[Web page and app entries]
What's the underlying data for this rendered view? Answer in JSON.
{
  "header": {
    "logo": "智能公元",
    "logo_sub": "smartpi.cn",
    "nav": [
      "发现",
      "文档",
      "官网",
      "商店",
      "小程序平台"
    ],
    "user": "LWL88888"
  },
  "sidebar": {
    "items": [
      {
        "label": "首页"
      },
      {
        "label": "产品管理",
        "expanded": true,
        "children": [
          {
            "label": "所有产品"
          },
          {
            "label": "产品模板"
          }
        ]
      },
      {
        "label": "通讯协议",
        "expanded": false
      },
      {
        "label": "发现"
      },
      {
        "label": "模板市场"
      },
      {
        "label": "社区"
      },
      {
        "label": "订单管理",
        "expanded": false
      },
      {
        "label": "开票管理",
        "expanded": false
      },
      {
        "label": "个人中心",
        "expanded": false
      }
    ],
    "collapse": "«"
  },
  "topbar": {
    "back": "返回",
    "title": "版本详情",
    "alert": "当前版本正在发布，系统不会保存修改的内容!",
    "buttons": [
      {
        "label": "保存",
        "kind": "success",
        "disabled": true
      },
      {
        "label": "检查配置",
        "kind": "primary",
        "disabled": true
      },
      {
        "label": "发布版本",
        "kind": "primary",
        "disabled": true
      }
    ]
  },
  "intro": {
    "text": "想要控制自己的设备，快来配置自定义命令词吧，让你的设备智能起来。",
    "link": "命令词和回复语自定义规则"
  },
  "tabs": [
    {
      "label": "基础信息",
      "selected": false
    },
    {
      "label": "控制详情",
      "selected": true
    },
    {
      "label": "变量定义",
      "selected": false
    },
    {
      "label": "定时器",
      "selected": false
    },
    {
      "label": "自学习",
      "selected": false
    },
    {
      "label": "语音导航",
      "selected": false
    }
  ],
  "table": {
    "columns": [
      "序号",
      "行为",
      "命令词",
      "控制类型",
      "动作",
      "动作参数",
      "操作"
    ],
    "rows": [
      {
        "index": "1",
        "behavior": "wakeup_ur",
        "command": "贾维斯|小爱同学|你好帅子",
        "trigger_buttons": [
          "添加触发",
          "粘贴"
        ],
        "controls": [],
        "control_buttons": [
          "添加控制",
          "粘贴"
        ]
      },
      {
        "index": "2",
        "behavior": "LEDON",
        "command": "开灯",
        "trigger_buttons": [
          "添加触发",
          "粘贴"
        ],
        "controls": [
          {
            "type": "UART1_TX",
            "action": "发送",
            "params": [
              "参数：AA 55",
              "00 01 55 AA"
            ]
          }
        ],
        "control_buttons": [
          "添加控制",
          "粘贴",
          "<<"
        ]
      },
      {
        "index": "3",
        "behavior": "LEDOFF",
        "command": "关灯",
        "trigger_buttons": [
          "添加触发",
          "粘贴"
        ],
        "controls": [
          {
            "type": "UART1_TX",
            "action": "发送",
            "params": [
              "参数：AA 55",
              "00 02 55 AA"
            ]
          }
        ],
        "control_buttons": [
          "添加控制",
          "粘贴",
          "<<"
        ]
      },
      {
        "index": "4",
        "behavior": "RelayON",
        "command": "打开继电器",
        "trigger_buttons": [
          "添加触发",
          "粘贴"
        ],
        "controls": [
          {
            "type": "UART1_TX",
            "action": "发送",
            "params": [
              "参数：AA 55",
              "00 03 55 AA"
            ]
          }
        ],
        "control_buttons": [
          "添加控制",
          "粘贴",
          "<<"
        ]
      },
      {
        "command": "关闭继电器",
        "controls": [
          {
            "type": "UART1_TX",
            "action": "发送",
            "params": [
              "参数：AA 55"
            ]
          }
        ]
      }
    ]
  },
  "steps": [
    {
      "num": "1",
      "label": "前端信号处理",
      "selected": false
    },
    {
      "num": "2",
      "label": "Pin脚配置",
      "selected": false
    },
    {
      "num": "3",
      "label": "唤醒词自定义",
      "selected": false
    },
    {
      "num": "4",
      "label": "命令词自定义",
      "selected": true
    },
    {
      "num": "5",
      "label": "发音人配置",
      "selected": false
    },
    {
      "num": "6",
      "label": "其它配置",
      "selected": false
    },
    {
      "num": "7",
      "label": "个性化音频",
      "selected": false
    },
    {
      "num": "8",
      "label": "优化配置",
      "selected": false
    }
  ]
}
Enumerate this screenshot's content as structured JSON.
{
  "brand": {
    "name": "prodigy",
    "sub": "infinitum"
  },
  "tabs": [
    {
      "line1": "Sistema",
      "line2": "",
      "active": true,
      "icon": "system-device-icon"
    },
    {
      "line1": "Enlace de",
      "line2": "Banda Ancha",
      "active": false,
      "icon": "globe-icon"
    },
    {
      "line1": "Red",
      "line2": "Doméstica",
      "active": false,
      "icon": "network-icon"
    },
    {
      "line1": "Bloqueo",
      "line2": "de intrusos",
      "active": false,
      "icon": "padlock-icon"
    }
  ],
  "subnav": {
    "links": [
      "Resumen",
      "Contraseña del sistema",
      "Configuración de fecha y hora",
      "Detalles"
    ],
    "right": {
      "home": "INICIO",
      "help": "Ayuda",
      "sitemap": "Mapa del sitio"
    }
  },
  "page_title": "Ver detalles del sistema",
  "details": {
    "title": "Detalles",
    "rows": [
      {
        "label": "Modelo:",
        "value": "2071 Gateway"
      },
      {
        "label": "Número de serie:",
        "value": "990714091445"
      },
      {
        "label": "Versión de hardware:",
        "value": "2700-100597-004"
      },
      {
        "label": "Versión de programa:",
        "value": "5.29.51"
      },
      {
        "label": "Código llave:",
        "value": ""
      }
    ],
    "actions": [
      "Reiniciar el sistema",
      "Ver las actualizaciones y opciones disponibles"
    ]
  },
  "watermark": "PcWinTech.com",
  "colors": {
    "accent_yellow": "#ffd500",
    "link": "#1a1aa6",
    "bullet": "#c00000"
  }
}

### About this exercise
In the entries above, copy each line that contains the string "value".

### Response to the exercise
        "value": "2071 Gateway"
        "value": "990714091445"
        "value": "2700-100597-004"
        "value": "5.29.51"
        "value": ""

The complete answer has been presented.